As mentioned above, the general guideline is that 25 per cent of a braced wall band must be comprised of braced wall panels. At first glance, that might make one think that there's a problem with the detached garage: after all, the south side of the garage features two garage doors, and the gap between them is just two feet - not wide enough for the required 2'6"/75cm length of a panel. However, the front of one-storey garages are exempt from bracing requirements. The other walls, however, must be designated as braced wall bands, as shown below.
Now comes another challenge in this fictional building plan. As noted, the building code requires that 25 per cent of any braced wall band be comprised of braced wall panels. But remember the minimum length requirement?
In this plan, there are five 4'4" windows and two 4' patio doors on the north building face. At first glance, that's not a problem, since the windows add up to 21' 8" of openings and the doors bring that up to 29' 8" - that's only 70 per cent of the 42' 3"- long wall - leaving 30 per cent solid. But the plan fails to meet code, because too few of the areas without windows/doors are long enough. In fact, there are several problems:
- Only two sections are of the required length
- The distance between the 0.8m section in the middle is too far from the braced wall band at the right
- The two "legal" sections only represent 11% of the wall length.
When faced with a situation like this in the "real world," our inspectors are not allowed (by law) to provide design advice. We can only explain what the problem is, and the requirements that must be met. However, in this example, we're going to show a few ways that the plan can be altered to bring it into compliance - it doesn't by any means suggest these are the only ways to solve the challenge just outlined.
One way, as shown above involves removing a window, reducing the size of one of the doors, and moving one of the windows to allow a braced wall panel in the north-east (right-hand) corner. Now the plan shows three areas that can be designated braced wall bands, each within the 6.4m/21' limit. Further, these areas now vastly exceed the 25 per cent threshold.

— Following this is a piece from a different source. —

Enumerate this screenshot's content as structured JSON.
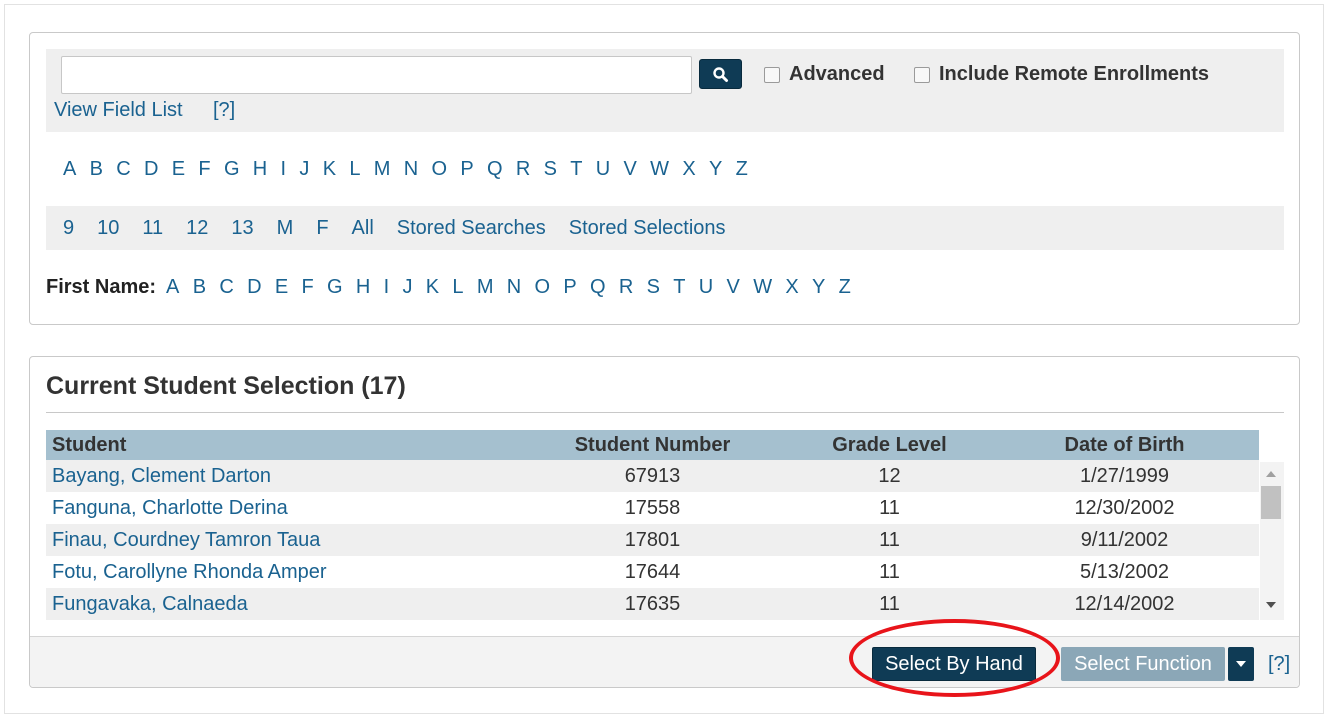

Another option, as outlined above, involves reducing the size of the windows and placing them in the building assembly so that the spacing between allows for the placement of 75cm-wide braced wall panels. Again, the window on the right-hand (north-east) corner has been moved to allow for a braced wall band at the corner.
Working with this altered floor plan, here is how this design can might be submitted to our office, showing where the braced wall panels will be located:
Exceptions: The Code allows for some elements to be exempt from bracing requirements, including porches and sunrooms. The guideline is that the edge of the porch cannot be more than 3.5 metres (that's 11' 6") from the braced wall band forming the main part of the house. Further, the distance from that main wall is limited to being no more than half of the length of the porch. In the diagram below, a sunroom has been added - it's 18'7" wide, and 8'10" deep. Since the 8'10 is less than 11' 6" and less than half of 18' 7", no bracing is required at all. Hence, this plan shows almost 100 per cent windows - and it's perfectly legal.
Detached one-storey accessory buildings and garages also do not require bracing of any kind.
For more on how the braced wall panels must be constructed, see here.
For a four-page pdf breakdown of some of the above concepts, download our earthquake-pamphlet.
For a more detailed guide (from BC) showing three-storey construction, basement braced wall bands, and heavy-roof construction, click here.